> [What you are asked to do]: Set the data down again so that every line matches exactly.
Data in this exercise Start Marker
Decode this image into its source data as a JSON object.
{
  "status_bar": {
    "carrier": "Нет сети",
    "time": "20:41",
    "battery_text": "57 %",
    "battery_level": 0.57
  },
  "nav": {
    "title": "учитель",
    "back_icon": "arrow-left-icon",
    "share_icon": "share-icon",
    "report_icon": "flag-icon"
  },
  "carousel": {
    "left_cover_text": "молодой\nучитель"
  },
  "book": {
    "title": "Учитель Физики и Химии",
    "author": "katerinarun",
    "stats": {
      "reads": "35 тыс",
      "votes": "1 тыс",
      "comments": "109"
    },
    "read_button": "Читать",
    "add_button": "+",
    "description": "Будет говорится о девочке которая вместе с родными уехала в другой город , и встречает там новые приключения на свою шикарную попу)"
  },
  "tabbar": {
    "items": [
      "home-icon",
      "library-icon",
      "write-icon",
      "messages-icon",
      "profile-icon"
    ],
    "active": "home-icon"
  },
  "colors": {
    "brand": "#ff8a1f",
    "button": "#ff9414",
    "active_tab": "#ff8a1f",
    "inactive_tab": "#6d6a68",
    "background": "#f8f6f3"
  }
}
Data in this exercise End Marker
> [Solved exercise]:
Decode this image into its source data as a JSON object.
{
  "status_bar": {
    "carrier": "Нет сети",
    "time": "20:41",
    "battery_text": "57 %",
    "battery_level": 0.57
  },
  "nav": {
    "title": "учитель",
    "back_icon": "arrow-left-icon",
    "share_icon": "share-icon",
    "report_icon": "flag-icon"
  },
  "carousel": {
    "left_cover_text": "молодой\nучитель"
  },
  "book": {
    "title": "Учитель Физики и Химии",
    "author": "katerinarun",
    "stats": {
      "reads": "35 тыс",
      "votes": "1 тыс",
      "comments": "109"
    },
    "read_button": "Читать",
    "add_button": "+",
    "description": "Будет говорится о девочке которая вместе с родными уехала в другой город , и встречает там новые приключения на свою шикарную попу)"
  },
  "tabbar": {
    "items": [
      "home-icon",
      "library-icon",
      "write-icon",
      "messages-icon",
      "profile-icon"
    ],
    "active": "home-icon"
  },
  "colors": {
    "brand": "#ff8a1f",
    "button": "#ff9414",
    "active_tab": "#ff8a1f",
    "inactive_tab": "#6d6a68",
    "background": "#f8f6f3"
  }
}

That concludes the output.